We re-entered the Jota pit an hour before the end of the race and it was clear that despite the adrenaline each time the car pulled in, the team were exhausted. Most were sitting half-asleep in deck chairs, counting down the minutes and keeping their eyes on a screen displaying the times.
Friends and family of the team started to crowd into the pit for the finale, but faultless driving by the Alpine meant they held off Jota’s advances, winning by two minutes and 40 seconds.
As the chequered flag went down, the team celebrated their second place – it was their third time on the podium in the last three years, having won in 2014 and clinched silver last year.
The biggest shock of the race came one lap from the end when the overall leader, the LMP1 Toyota, broke down on the home stretch, one lap before the end, handing victory to Porsche.
When it was all over we ran towards the podium to watch the champions receive their trophies in front of the roaring spectators.
Soon after Jota G-Drive had been given their trophies and the spraying of champagne ceased, Ben and I were forced to bid a swift farewell to the team and start our journey back to the UK, leaving many fans to celebrate late into the night.
On our journey home French locals stood on bridges above the motorway waving at the fans heading to the coast and hoping to catch a glimpse of the most exotic cars. And while driving back, we were already planning what we will do next year, when we go to our second 24 Hours of Le Mans – because it really is a way of life.
WHAT IS THE 24 HOURS OF LE MANS?
Le Mans is the world’s oldest active sports car endurance race and has been running since 1923.
It is hosted on the Circuit de la Sarthe, which is owned by the Automobile Club de l’Ouest – founded in 1906.
Situated near the French city of Le Mans, the race was designed to test the ability of manufacturers to build sporty yet reliable cars.
The race is held in June each year and begins in the mid-afternoon, finishing the following day at the same hour the race started the previous day.
Over the 24 hours modern competitors often cover distances of well over 3,100 miles – approximately 18 times longer than a Formula One Grand Prix race. Current regulations mandate that three drivers share each competing vehicle.
There are two categories of vehicle racing during the 24 Hours of Le Mans – prototypes (LMPs) and Grand Touring cars (GTEs), both of which themselves are split into further categories –LMP1/2 and GTE-PRO and GTE-AM.
LMP1 is the fastest, with speeds over 200mph, and is predominantly, but not always, the preserve of factory-backed teams with big budgets such as Audi, Porsche and Toyota.
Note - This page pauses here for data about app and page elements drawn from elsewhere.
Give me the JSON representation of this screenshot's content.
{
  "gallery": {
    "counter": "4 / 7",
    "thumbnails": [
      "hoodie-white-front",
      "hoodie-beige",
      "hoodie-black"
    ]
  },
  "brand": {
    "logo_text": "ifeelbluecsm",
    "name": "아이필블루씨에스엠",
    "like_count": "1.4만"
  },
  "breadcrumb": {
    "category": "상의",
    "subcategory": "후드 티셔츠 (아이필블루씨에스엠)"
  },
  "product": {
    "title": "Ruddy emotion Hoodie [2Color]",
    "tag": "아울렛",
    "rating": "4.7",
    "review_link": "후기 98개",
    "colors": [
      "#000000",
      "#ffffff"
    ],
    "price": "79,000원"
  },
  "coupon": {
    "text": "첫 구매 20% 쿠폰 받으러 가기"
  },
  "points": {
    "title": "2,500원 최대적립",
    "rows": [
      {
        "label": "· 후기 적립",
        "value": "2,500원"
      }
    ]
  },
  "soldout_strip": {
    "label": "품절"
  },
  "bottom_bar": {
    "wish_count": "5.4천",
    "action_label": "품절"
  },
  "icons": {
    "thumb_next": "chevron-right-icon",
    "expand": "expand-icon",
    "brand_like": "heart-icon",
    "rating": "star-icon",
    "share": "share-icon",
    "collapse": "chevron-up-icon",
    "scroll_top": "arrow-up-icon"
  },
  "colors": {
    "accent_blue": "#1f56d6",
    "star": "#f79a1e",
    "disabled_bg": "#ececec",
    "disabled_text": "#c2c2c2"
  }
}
LMP2 is the second fastest with cars very similar to the class above, but with some cost limitations because they are only allowed to be operated by private race teams.
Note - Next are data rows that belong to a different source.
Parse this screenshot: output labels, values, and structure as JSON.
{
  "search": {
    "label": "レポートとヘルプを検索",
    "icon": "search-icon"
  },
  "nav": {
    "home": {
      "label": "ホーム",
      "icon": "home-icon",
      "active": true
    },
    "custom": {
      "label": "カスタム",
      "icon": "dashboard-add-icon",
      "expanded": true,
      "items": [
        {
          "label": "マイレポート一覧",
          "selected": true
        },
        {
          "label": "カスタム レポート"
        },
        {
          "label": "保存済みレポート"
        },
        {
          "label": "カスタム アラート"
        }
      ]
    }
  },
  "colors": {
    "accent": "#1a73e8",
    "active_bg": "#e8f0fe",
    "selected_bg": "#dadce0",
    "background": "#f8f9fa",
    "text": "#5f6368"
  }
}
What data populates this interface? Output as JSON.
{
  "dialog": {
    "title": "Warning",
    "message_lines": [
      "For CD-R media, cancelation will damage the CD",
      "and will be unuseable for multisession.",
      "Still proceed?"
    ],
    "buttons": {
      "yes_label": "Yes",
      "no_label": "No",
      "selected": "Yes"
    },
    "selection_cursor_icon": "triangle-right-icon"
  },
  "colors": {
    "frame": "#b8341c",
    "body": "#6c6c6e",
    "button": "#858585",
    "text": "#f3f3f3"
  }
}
GTE cars must be in production for sales and have an aptitude for sport which can be used legally on the open road, with pro drivers racing in the GTE-PRO class and amateurs in GTE-AM.